What you are asked to do:
An exact printout of all the entries is required.

Exercise inputs:
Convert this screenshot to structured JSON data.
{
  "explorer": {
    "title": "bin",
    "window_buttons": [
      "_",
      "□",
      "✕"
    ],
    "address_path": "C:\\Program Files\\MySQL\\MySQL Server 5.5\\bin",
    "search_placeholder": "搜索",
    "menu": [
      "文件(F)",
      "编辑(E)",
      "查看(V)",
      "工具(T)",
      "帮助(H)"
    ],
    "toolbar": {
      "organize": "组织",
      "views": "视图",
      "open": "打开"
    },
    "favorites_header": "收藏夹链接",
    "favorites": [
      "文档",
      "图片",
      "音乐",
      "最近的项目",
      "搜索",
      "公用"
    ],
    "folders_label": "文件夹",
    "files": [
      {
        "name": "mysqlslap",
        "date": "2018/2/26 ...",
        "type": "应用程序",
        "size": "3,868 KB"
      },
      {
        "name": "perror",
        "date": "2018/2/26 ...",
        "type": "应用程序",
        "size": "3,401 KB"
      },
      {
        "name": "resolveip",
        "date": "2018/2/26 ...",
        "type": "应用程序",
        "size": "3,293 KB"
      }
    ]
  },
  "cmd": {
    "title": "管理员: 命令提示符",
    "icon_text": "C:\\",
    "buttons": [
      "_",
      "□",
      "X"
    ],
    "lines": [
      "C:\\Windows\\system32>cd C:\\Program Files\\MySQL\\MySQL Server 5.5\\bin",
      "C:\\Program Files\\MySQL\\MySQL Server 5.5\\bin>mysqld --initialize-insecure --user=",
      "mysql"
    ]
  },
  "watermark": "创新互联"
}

Answer box:
Convert this screenshot to structured JSON data.
{
  "explorer": {
    "title": "bin",
    "window_buttons": [
      "_",
      "□",
      "✕"
    ],
    "address_path": "C:\\Program Files\\MySQL\\MySQL Server 5.5\\bin",
    "search_placeholder": "搜索",
    "menu": [
      "文件(F)",
      "编辑(E)",
      "查看(V)",
      "工具(T)",
      "帮助(H)"
    ],
    "toolbar": {
      "organize": "组织",
      "views": "视图",
      "open": "打开"
    },
    "favorites_header": "收藏夹链接",
    "favorites": [
      "文档",
      "图片",
      "音乐",
      "最近的项目",
      "搜索",
      "公用"
    ],
    "folders_label": "文件夹",
    "files": [
      {
        "name": "mysqlslap",
        "date": "2018/2/26 ...",
        "type": "应用程序",
        "size": "3,868 KB"
      },
      {
        "name": "perror",
        "date": "2018/2/26 ...",
        "type": "应用程序",
        "size": "3,401 KB"
      },
      {
        "name": "resolveip",
        "date": "2018/2/26 ...",
        "type": "应用程序",
        "size": "3,293 KB"
      }
    ]
  },
  "cmd": {
    "title": "管理员: 命令提示符",
    "icon_text": "C:\\",
    "buttons": [
      "_",
      "□",
      "X"
    ],
    "lines": [
      "C:\\Windows\\system32>cd C:\\Program Files\\MySQL\\MySQL Server 5.5\\bin",
      "C:\\Program Files\\MySQL\\MySQL Server 5.5\\bin>mysqld --initialize-insecure --user=",
      "mysql"
    ]
  },
  "watermark": "创新互联"
}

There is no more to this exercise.